Kavli Institute for Particle Astrophysics & Cosmology (KIPAC)
Predicted by Einstein and discovered in 1979, gravitational lensing helps astrophysicists understand the evolving shape of the universe.
Astrophysicists use a catalog of extended gamma-ray sources spotted by Fermi spacecraft to home in on mysterious properties of deep space.
New technology could help future SuperCDMS SNOLAB experiment expand the search for light dark matter particles.
The LSST cryostat, now fully assembled, will keep the camera’s image sensors continuously cooled to minus 150 degrees Fahrenheit for crisp, high-sensitivity views of the night skies.
She’ll direct the future of astrophysics research at SLAC and Stanford for the next five years.
By capturing the most energetic light in the sky, the spacecraft continues to teach us about the mysteries of the universe.

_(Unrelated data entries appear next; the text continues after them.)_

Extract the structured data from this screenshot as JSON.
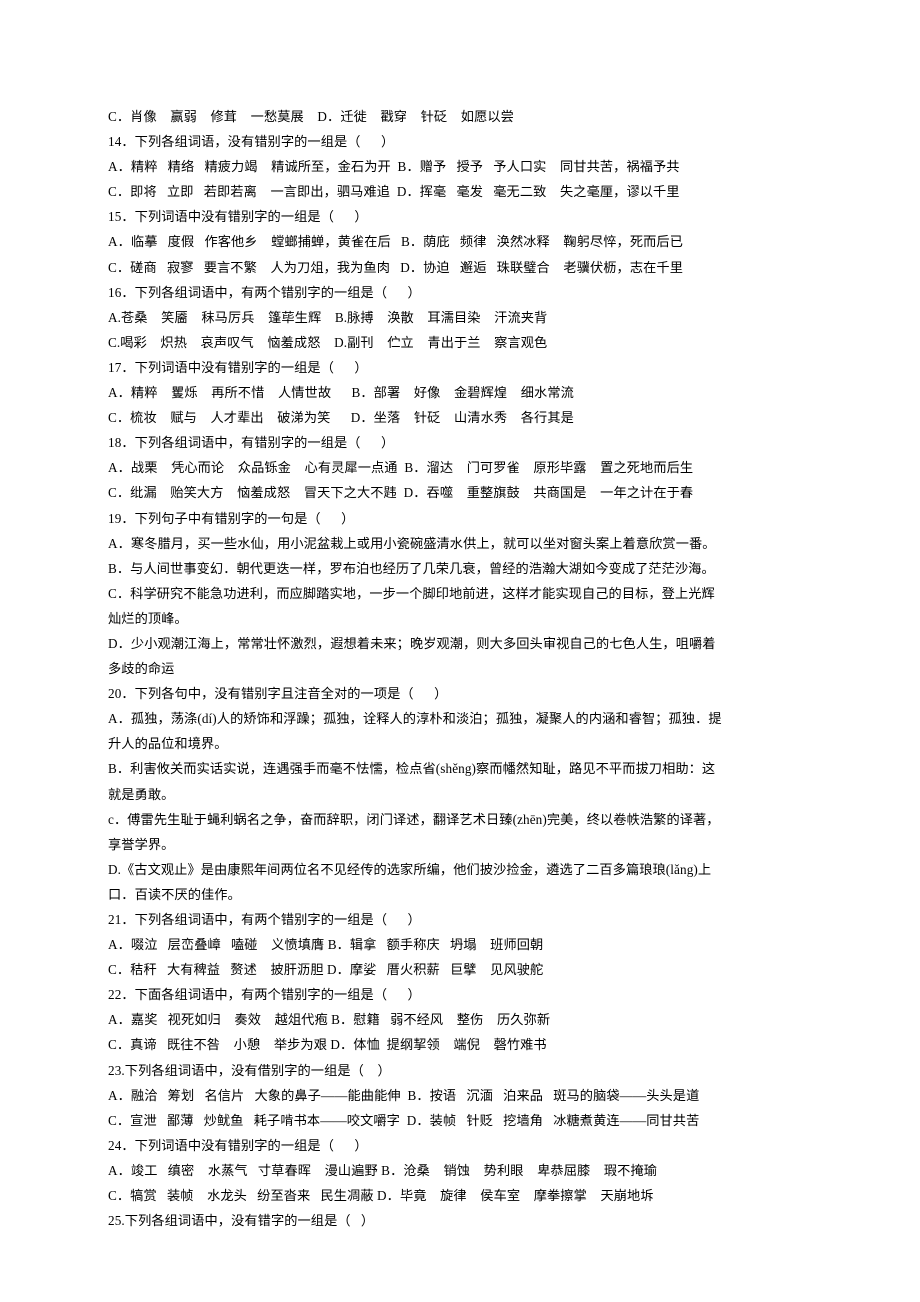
{
  "document": {
    "language": "zh-CN",
    "page_background": "#ffffff",
    "text_color": "#000000",
    "lines": [
      {
        "id": "q13-opt-cd",
        "kind": "option",
        "text": "C．肖像    赢弱    修茸    一愁莫展    D．迁徙    戳穿    针砭    如愿以尝"
      },
      {
        "id": "q14-stem",
        "kind": "stem",
        "text": "14．下列各组词语，没有错别字的一组是（      ）"
      },
      {
        "id": "q14-opt-ab",
        "kind": "option",
        "text": "A．精粹   精络   精疲力竭    精诚所至，金石为开  B．赠予   授予   予人口实    同甘共苦，祸福予共"
      },
      {
        "id": "q14-opt-cd",
        "kind": "option",
        "text": "C．即将   立即   若即若离    一言即出，驷马难追  D．挥毫   毫发   毫无二致    失之毫厘，谬以千里"
      },
      {
        "id": "q15-stem",
        "kind": "stem",
        "text": "15．下列词语中没有错别字的一组是（      ）"
      },
      {
        "id": "q15-opt-ab",
        "kind": "option",
        "text": "A．临摹   度假   作客他乡    螳螂捕蝉，黄雀在后   B．荫庇   频律   涣然冰释    鞠躬尽悴，死而后已"
      },
      {
        "id": "q15-opt-cd",
        "kind": "option",
        "text": "C．磋商   寂寥   要言不繁    人为刀俎，我为鱼肉   D．协迫   邂逅   珠联璧合    老骥伏枥，志在千里"
      },
      {
        "id": "q16-stem",
        "kind": "stem",
        "text": "16．下列各组词语中，有两个错别字的一组是（      ）"
      },
      {
        "id": "q16-opt-ab",
        "kind": "option",
        "text": "A.苍桑    笑靥    秣马厉兵    篷荜生辉    B.脉搏    涣散    耳濡目染    汗流夹背"
      },
      {
        "id": "q16-opt-cd",
        "kind": "option",
        "text": "C.喝彩    炽热    哀声叹气    恼羞成怒    D.副刊    伫立    青出于兰    察言观色"
      },
      {
        "id": "q17-stem",
        "kind": "stem",
        "text": "17．下列词语中没有错别字的一组是（      ）"
      },
      {
        "id": "q17-opt-ab",
        "kind": "option",
        "text": "A．精粹    矍烁    再所不惜    人情世故      B．部署    好像    金碧辉煌    细水常流"
      },
      {
        "id": "q17-opt-cd",
        "kind": "option",
        "text": "C．梳妆    赋与    人才辈出    破涕为笑      D．坐落    针砭    山清水秀    各行其是"
      },
      {
        "id": "q18-stem",
        "kind": "stem",
        "text": "18．下列各组词语中，有错别字的一组是（      ）"
      },
      {
        "id": "q18-opt-ab",
        "kind": "option",
        "text": "A．战栗    凭心而论    众品铄金    心有灵犀一点通  B．溜达    门可罗雀    原形毕露    置之死地而后生"
      },
      {
        "id": "q18-opt-cd",
        "kind": "option",
        "text": "C．纰漏    贻笑大方    恼羞成怒    冒天下之大不韪  D．吞噬    重整旗鼓    共商国是    一年之计在于春"
      },
      {
        "id": "q19-stem",
        "kind": "stem",
        "text": "19．下列句子中有错别字的一句是（      ）"
      },
      {
        "id": "q19-opt-a",
        "kind": "option",
        "text": "A．寒冬腊月，买一些水仙，用小泥盆栽上或用小瓷碗盛清水供上，就可以坐对窗头案上着意欣赏一番。"
      },
      {
        "id": "q19-opt-b",
        "kind": "option",
        "text": "B．与人间世事变幻．朝代更迭一样，罗布泊也经历了几荣几衰，曾经的浩瀚大湖如今变成了茫茫沙海。"
      },
      {
        "id": "q19-opt-c",
        "kind": "option",
        "text": "C．科学研究不能急功进利，而应脚踏实地，一步一个脚印地前进，这样才能实现自己的目标，登上光辉"
      },
      {
        "id": "q19-opt-c2",
        "kind": "cont",
        "text": "灿烂的顶峰。"
      },
      {
        "id": "q19-opt-d",
        "kind": "option",
        "text": "D．少小观潮江海上，常常壮怀激烈，遐想着未来；晚岁观潮，则大多回头审视自己的七色人生，咀嚼着"
      },
      {
        "id": "q19-opt-d2",
        "kind": "cont",
        "text": "多歧的命运"
      },
      {
        "id": "q20-stem",
        "kind": "stem",
        "text": "20．下列各句中，没有错别字且注音全对的一项是（      ）"
      },
      {
        "id": "q20-opt-a",
        "kind": "option",
        "text": "A．孤独，荡涤(dí)人的矫饰和浮躁；孤独，诠释人的淳朴和淡泊；孤独，凝聚人的内涵和睿智；孤独．提"
      },
      {
        "id": "q20-opt-a2",
        "kind": "cont",
        "text": "升人的品位和境界。"
      },
      {
        "id": "q20-opt-b",
        "kind": "option",
        "text": "B．利害攸关而实话实说，连遇强手而毫不怯懦，检点省(shěng)察而幡然知耻，路见不平而拔刀相助：这"
      },
      {
        "id": "q20-opt-b2",
        "kind": "cont",
        "text": "就是勇敢。"
      },
      {
        "id": "q20-opt-c",
        "kind": "option",
        "text": "c．傅雷先生耻于蝇利蜗名之争，奋而辞职，闭门译述，翻译艺术日臻(zhēn)完美，终以卷帙浩繁的译著，"
      },
      {
        "id": "q20-opt-c2",
        "kind": "cont",
        "text": "享誉学界。"
      },
      {
        "id": "q20-opt-d",
        "kind": "option",
        "text": "D.《古文观止》是由康熙年间两位名不见经传的选家所编，他们披沙捡金，遴选了二百多篇琅琅(lǎng)上"
      },
      {
        "id": "q20-opt-d2",
        "kind": "cont",
        "text": "口．百读不厌的佳作。"
      },
      {
        "id": "q21-stem",
        "kind": "stem",
        "text": "21．下列各组词语中，有两个错别字的一组是（      ）"
      },
      {
        "id": "q21-opt-ab",
        "kind": "option",
        "text": "A．啜泣   层峦叠嶂   嗑碰    义愤填膺 B．辑拿   额手称庆   坍塌    班师回朝"
      },
      {
        "id": "q21-opt-cd",
        "kind": "option",
        "text": "C．秸秆   大有稗益   赘述    披肝沥胆 D．摩娑   厝火积薪   巨擘    见风驶舵"
      },
      {
        "id": "q22-stem",
        "kind": "stem",
        "text": "22．下面各组词语中，有两个错别字的一组是（      ）"
      },
      {
        "id": "q22-opt-ab",
        "kind": "option",
        "text": "A．嘉奖   视死如归    奏效    越俎代疱 B．慰籍   弱不经风    整伤    历久弥新"
      },
      {
        "id": "q22-opt-cd",
        "kind": "option",
        "text": "C．真谛   既往不咎    小憩    举步为艰 D．体恤  提纲挈领    端倪    磬竹难书"
      },
      {
        "id": "q23-stem",
        "kind": "stem",
        "text": "23.下列各组词语中，没有借别字的一组是（    ）"
      },
      {
        "id": "q23-opt-ab",
        "kind": "option",
        "text": "A．融洽   筹划   名信片   大象的鼻子——能曲能伸  B．按语   沉湎   泊来品   斑马的脑袋——头头是道"
      },
      {
        "id": "q23-opt-cd",
        "kind": "option",
        "text": "C．宣泄   鄙薄   炒鱿鱼   耗子啃书本——咬文嚼字  D．装帧   针贬   挖墙角   冰糖煮黄连——同甘共苦"
      },
      {
        "id": "q24-stem",
        "kind": "stem",
        "text": "24．下列词语中没有错别字的一组是（      ）"
      },
      {
        "id": "q24-opt-ab",
        "kind": "option",
        "text": "A．竣工   缜密    水蒸气   寸草春晖    漫山遍野 B．沧桑    销蚀    势利眼    卑恭屈膝    瑕不掩瑜"
      },
      {
        "id": "q24-opt-cd",
        "kind": "option",
        "text": "C．犒赏   装帧    水龙头   纷至沓来   民生凋蔽 D．毕竟    旋律    侯车室    摩拳擦掌    天崩地坼"
      },
      {
        "id": "q25-stem",
        "kind": "stem",
        "text": "25.下列各组词语中，没有错字的一组是（   ）"
      }
    ]
  }
}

The SuperCDMS SNOLAB project, a multi-institutional effort led by SLAC, is expanding the hunt for dark matter to particles with properties not accessible to any other experiment.
The Large Synoptic Survey Telescope will track billions of objects for 10 years, creating unprecedented opportunities for studies of cosmic mysteries.
Installation of the Dark Energy Spectroscopic Instrument begins at Kitt Peak National Observatory in Arizona.
The astrophysicist is recognized for her leadership, mentorship and innovative work in understanding how galaxies form.